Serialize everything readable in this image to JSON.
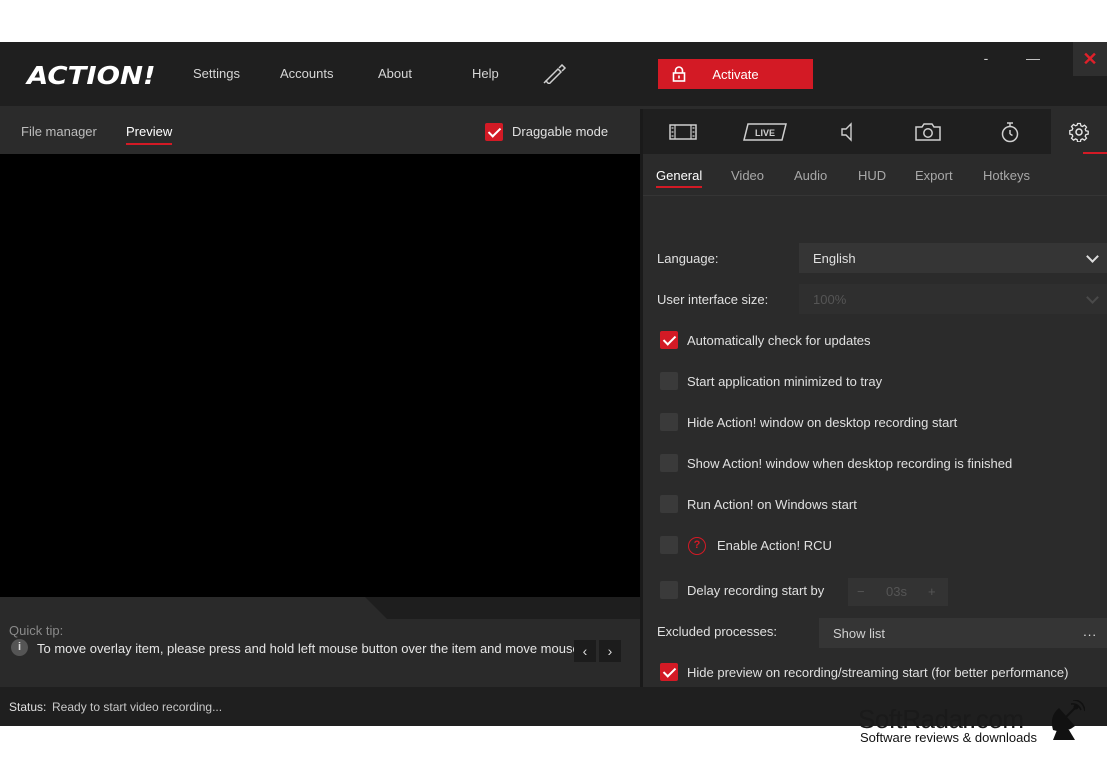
{
  "app": {
    "logo": "ACTION!"
  },
  "menu": {
    "settings": "Settings",
    "accounts": "Accounts",
    "about": "About",
    "help": "Help"
  },
  "activate_label": "Activate",
  "window": {
    "minimize_glyph": "-",
    "maximize_glyph": "—",
    "close_glyph": "✕"
  },
  "left_tabs": {
    "file_manager": "File manager",
    "preview": "Preview"
  },
  "draggable_mode": {
    "label": "Draggable mode",
    "checked": true
  },
  "quick_tip": {
    "title": "Quick tip:",
    "text": "To move overlay item, please press and hold left mouse button over the item and move mouse",
    "prev": "‹",
    "next": "›"
  },
  "status": {
    "key": "Status:",
    "value": "Ready to start video recording..."
  },
  "modes": [
    "video-mode",
    "live-mode",
    "audio-mode",
    "screenshot-mode",
    "timer-mode",
    "settings-mode"
  ],
  "live_badge": "LIVE",
  "settings_tabs": [
    "General",
    "Video",
    "Audio",
    "HUD",
    "Export",
    "Hotkeys"
  ],
  "general": {
    "language_label": "Language:",
    "language_value": "English",
    "ui_size_label": "User interface size:",
    "ui_size_value": "100%",
    "options": [
      {
        "label": "Automatically check for updates",
        "checked": true
      },
      {
        "label": "Start application minimized to tray",
        "checked": false
      },
      {
        "label": "Hide Action! window on desktop recording start",
        "checked": false
      },
      {
        "label": "Show Action! window when desktop recording is finished",
        "checked": false
      },
      {
        "label": "Run Action! on Windows start",
        "checked": false
      },
      {
        "label": "Enable Action! RCU",
        "checked": false
      }
    ],
    "delay_label": "Delay recording start by",
    "delay_checked": false,
    "delay_minus": "−",
    "delay_value": "03s",
    "delay_plus": "+",
    "excluded_label": "Excluded processes:",
    "show_list": "Show list",
    "show_list_dots": "...",
    "hide_preview_label": "Hide preview on recording/streaming start (for better performance)",
    "hide_preview_checked": true,
    "rcu_warning_glyph": "?"
  },
  "watermark": {
    "title": "SoftRadar.com",
    "subtitle": "Software reviews & downloads"
  },
  "colors": {
    "accent": "#d31a25",
    "background": "#2b2b2b",
    "titlebar": "#1f1f1f"
  }
}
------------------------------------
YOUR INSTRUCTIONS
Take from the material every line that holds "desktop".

RESPONSE AREA
        "label": "Hide Action! window on desktop recording start",
        "label": "Show Action! window when desktop recording is finished",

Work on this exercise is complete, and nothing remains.